_What is needed_
Please retype all of the entries that follow, leaving the images out.

───── Record excerpts

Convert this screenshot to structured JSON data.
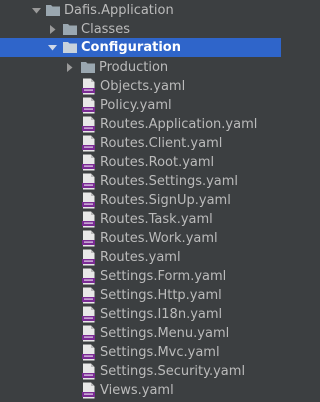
{
  "tree": {
    "root": {
      "label": "Dafis.Application",
      "expanded": true,
      "icon": "folder-icon"
    },
    "classes": {
      "label": "Classes",
      "expanded": false,
      "icon": "folder-icon"
    },
    "configuration": {
      "label": "Configuration",
      "expanded": true,
      "selected": true,
      "icon": "folder-icon"
    },
    "production": {
      "label": "Production",
      "expanded": false,
      "icon": "folder-icon"
    },
    "files": [
      {
        "label": "Objects.yaml",
        "icon": "yaml-file-icon"
      },
      {
        "label": "Policy.yaml",
        "icon": "yaml-file-icon"
      },
      {
        "label": "Routes.Application.yaml",
        "icon": "yaml-file-icon"
      },
      {
        "label": "Routes.Client.yaml",
        "icon": "yaml-file-icon"
      },
      {
        "label": "Routes.Root.yaml",
        "icon": "yaml-file-icon"
      },
      {
        "label": "Routes.Settings.yaml",
        "icon": "yaml-file-icon"
      },
      {
        "label": "Routes.SignUp.yaml",
        "icon": "yaml-file-icon"
      },
      {
        "label": "Routes.Task.yaml",
        "icon": "yaml-file-icon"
      },
      {
        "label": "Routes.Work.yaml",
        "icon": "yaml-file-icon"
      },
      {
        "label": "Routes.yaml",
        "icon": "yaml-file-icon"
      },
      {
        "label": "Settings.Form.yaml",
        "icon": "yaml-file-icon"
      },
      {
        "label": "Settings.Http.yaml",
        "icon": "yaml-file-icon"
      },
      {
        "label": "Settings.I18n.yaml",
        "icon": "yaml-file-icon"
      },
      {
        "label": "Settings.Menu.yaml",
        "icon": "yaml-file-icon"
      },
      {
        "label": "Settings.Mvc.yaml",
        "icon": "yaml-file-icon"
      },
      {
        "label": "Settings.Security.yaml",
        "icon": "yaml-file-icon"
      },
      {
        "label": "Views.yaml",
        "icon": "yaml-file-icon"
      }
    ]
  },
  "colors": {
    "background": "#3c3f41",
    "selection": "#2f65ca",
    "text": "#bbbbbb",
    "folder": "#9aa7b0",
    "yaml_badge": "#7a2b94"
  }
}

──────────

_Response to this task_
Convert this screenshot to structured JSON data.
{
  "tree": {
    "root": {
      "label": "Dafis.Application",
      "expanded": true,
      "icon": "folder-icon"
    },
    "classes": {
      "label": "Classes",
      "expanded": false,
      "icon": "folder-icon"
    },
    "configuration": {
      "label": "Configuration",
      "expanded": true,
      "selected": true,
      "icon": "folder-icon"
    },
    "production": {
      "label": "Production",
      "expanded": false,
      "icon": "folder-icon"
    },
    "files": [
      {
        "label": "Objects.yaml",
        "icon": "yaml-file-icon"
      },
      {
        "label": "Policy.yaml",
        "icon": "yaml-file-icon"
      },
      {
        "label": "Routes.Application.yaml",
        "icon": "yaml-file-icon"
      },
      {
        "label": "Routes.Client.yaml",
        "icon": "yaml-file-icon"
      },
      {
        "label": "Routes.Root.yaml",
        "icon": "yaml-file-icon"
      },
      {
        "label": "Routes.Settings.yaml",
        "icon": "yaml-file-icon"
      },
      {
        "label": "Routes.SignUp.yaml",
        "icon": "yaml-file-icon"
      },
      {
        "label": "Routes.Task.yaml",
        "icon": "yaml-file-icon"
      },
      {
        "label": "Routes.Work.yaml",
        "icon": "yaml-file-icon"
      },
      {
        "label": "Routes.yaml",
        "icon": "yaml-file-icon"
      },
      {
        "label": "Settings.Form.yaml",
        "icon": "yaml-file-icon"
      },
      {
        "label": "Settings.Http.yaml",
        "icon": "yaml-file-icon"
      },
      {
        "label": "Settings.I18n.yaml",
        "icon": "yaml-file-icon"
      },
      {
        "label": "Settings.Menu.yaml",
        "icon": "yaml-file-icon"
      },
      {
        "label": "Settings.Mvc.yaml",
        "icon": "yaml-file-icon"
      },
      {
        "label": "Settings.Security.yaml",
        "icon": "yaml-file-icon"
      },
      {
        "label": "Views.yaml",
        "icon": "yaml-file-icon"
      }
    ]
  },
  "colors": {
    "background": "#3c3f41",
    "selection": "#2f65ca",
    "text": "#bbbbbb",
    "folder": "#9aa7b0",
    "yaml_badge": "#7a2b94"
  }
}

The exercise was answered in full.